Many faced to this problem and it's written on the Adafruit arduino code, there is no flow control to avoid overrunning the printer's buffer. If we send data too fast, the printer could either crash, print garbage characters, or just jump into newer data. If we send data too slowly, the printer wait and makes some stops, and the printed image have some white lines.

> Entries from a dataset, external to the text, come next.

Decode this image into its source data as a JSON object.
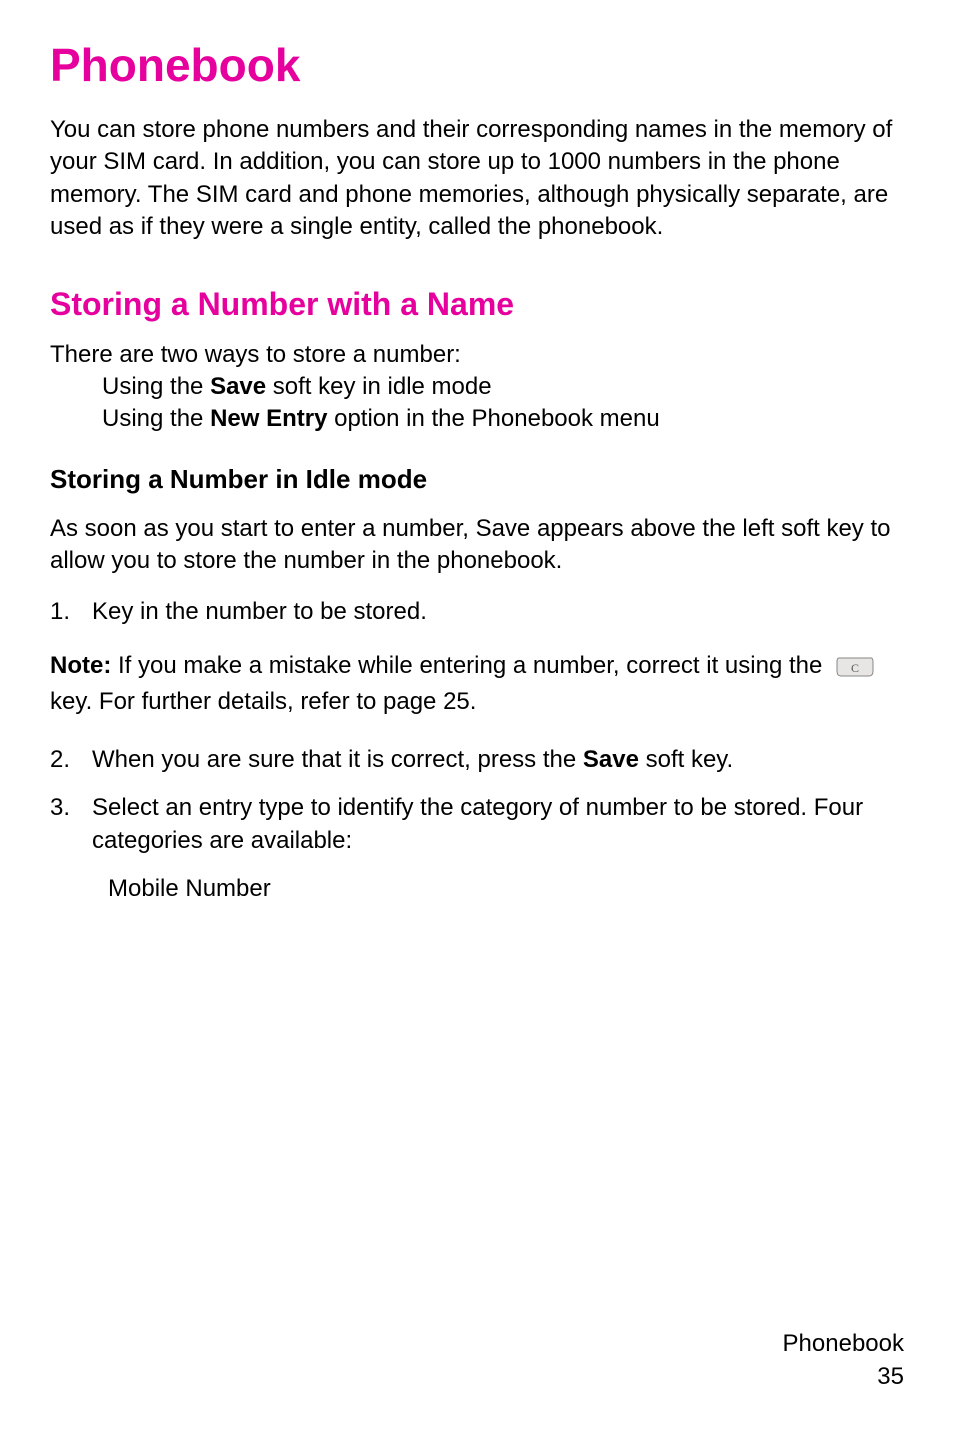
{
  "chapter": {
    "title": "Phonebook"
  },
  "intro": "You can store phone numbers and their corresponding names in the memory of your SIM card. In addition, you can store up to 1000 numbers in the phone memory. The SIM card and phone memories, although physically separate, are used as if they were a single entity, called the phonebook.",
  "section1": {
    "heading": "Storing a Number with a Name",
    "lead": "There are two ways to store a number:",
    "bullet1_pre": "Using the ",
    "bullet1_bold": "Save",
    "bullet1_post": " soft key in idle mode",
    "bullet2_pre": "Using the ",
    "bullet2_bold": "New Entry",
    "bullet2_post": " option in the Phonebook menu"
  },
  "sub1": {
    "heading": "Storing a Number in Idle mode",
    "para": "As soon as you start to enter a number, Save appears above the left soft key to allow you to store the number in the phonebook."
  },
  "steps": {
    "n1": "1.",
    "t1": "Key in the number to be stored.",
    "n2": "2.",
    "t2_pre": "When you are sure that it is correct, press the ",
    "t2_bold": "Save",
    "t2_post": " soft key.",
    "n3": "3.",
    "t3": "Select an entry type to identify the category of number to be stored. Four categories are available:"
  },
  "note": {
    "bold": "Note:",
    "pre": " If you make a mistake while entering a number, correct it using the  ",
    "post": "  key. For further details, refer to page 25."
  },
  "category1": "Mobile Number",
  "footer": {
    "label": "Phonebook",
    "page": "35"
  }
}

The printing module inside the printer is a "FTP-628MCL101" link. By combining the datasheets, we can suppose the meaning of the configuration parameters of the printer. The "max heating dots" is apparently the amount of black dot (heated) can be heated at ones. A line is 384 dots, if you put this parameter to 64 as the default ((7+1) *8), it means that for a black line, it takes 6 heating steps. Which a step time is the parameter "heating time" plus "heating interval". We cannot heat all the 384 dots at ones, probably due to the current peak. So here we can try to predict the printing speed to not overrun the data buffer, by counting the black dots sent to the printer, and make some stops. That is for the case when the printer is slower than the data rate. But when there is blank of very light parts on a bitmap, I face the inverse where the printer stops to wait data.
I found someone who also dig quite far on this printer , and he found a software link to change the serial speed from 19.2 Kbaud to 115.2 Kbaud. In addition, it also allow to change the character set from chinese to international.
Even knowing that, it is very hard to find the right delays and I still faced to wrong behaviour. I had a better look to the board of the printer.
The micro used is a NXP LPC1114. The stepper motor driver is an Allegro A3906. The motor makes a step for each printed line. I connected one of the 4 motor driving input lines to a scope. To do so, I used the brutal method. I scratch the copper line to solder directly a wire. (And use an unused pad to secure it)
And yes: each transition correspond to a step. "Bingo" I have a way to know how much line is printed, and have to take care of not sending too much bytes in advance.